__ABOUT THIS TASK__: Anywhere the string "coding" shows up in the listing below, copy the line it is in.

__ENTRIES SUPPLIED__:
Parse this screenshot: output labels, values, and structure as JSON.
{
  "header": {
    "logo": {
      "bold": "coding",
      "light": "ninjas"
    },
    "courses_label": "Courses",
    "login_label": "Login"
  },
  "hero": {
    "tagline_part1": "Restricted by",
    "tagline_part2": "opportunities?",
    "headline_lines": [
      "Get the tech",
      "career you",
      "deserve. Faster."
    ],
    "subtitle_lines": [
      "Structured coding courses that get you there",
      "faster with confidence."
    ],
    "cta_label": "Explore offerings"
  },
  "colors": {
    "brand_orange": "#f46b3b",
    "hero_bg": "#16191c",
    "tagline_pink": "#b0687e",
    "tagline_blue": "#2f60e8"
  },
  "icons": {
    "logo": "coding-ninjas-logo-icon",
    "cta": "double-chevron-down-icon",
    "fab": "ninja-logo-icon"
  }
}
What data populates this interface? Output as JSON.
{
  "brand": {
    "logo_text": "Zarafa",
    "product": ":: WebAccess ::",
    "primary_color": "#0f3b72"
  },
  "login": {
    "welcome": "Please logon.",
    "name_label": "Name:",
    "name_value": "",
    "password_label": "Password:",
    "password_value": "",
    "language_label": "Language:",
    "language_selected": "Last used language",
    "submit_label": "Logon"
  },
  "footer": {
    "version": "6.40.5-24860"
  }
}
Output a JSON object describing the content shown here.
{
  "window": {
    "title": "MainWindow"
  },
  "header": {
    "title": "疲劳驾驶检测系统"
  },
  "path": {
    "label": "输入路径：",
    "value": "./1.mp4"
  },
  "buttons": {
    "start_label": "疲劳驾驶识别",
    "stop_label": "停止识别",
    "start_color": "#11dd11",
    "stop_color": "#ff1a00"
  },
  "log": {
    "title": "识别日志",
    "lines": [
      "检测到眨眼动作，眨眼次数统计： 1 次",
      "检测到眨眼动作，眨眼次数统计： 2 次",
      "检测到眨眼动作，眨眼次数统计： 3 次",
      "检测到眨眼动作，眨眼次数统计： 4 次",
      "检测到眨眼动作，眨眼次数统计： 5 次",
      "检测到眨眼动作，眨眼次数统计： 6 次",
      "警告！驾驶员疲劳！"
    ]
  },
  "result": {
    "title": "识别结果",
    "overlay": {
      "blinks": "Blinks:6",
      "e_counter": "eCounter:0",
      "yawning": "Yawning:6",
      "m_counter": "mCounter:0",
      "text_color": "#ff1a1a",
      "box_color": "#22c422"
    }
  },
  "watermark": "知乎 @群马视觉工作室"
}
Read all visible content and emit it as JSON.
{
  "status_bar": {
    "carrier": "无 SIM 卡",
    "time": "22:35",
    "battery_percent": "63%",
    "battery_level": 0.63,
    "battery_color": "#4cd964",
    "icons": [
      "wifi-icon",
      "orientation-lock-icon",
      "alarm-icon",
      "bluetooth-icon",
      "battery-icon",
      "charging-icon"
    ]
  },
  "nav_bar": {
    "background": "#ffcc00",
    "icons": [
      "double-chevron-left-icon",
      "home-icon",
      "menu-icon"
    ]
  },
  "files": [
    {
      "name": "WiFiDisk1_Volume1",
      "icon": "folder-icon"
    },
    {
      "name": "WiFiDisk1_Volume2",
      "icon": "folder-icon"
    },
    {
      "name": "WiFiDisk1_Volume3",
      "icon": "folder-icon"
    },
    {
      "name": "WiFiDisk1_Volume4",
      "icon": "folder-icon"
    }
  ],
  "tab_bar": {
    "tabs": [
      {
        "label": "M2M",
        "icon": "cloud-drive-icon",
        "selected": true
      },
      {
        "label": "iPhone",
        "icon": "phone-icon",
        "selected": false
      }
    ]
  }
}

__EXPECTED ANSWER__:
      "bold": "coding",
      "Structured coding courses that get you there",
    "logo": "coding-ninjas-logo-icon",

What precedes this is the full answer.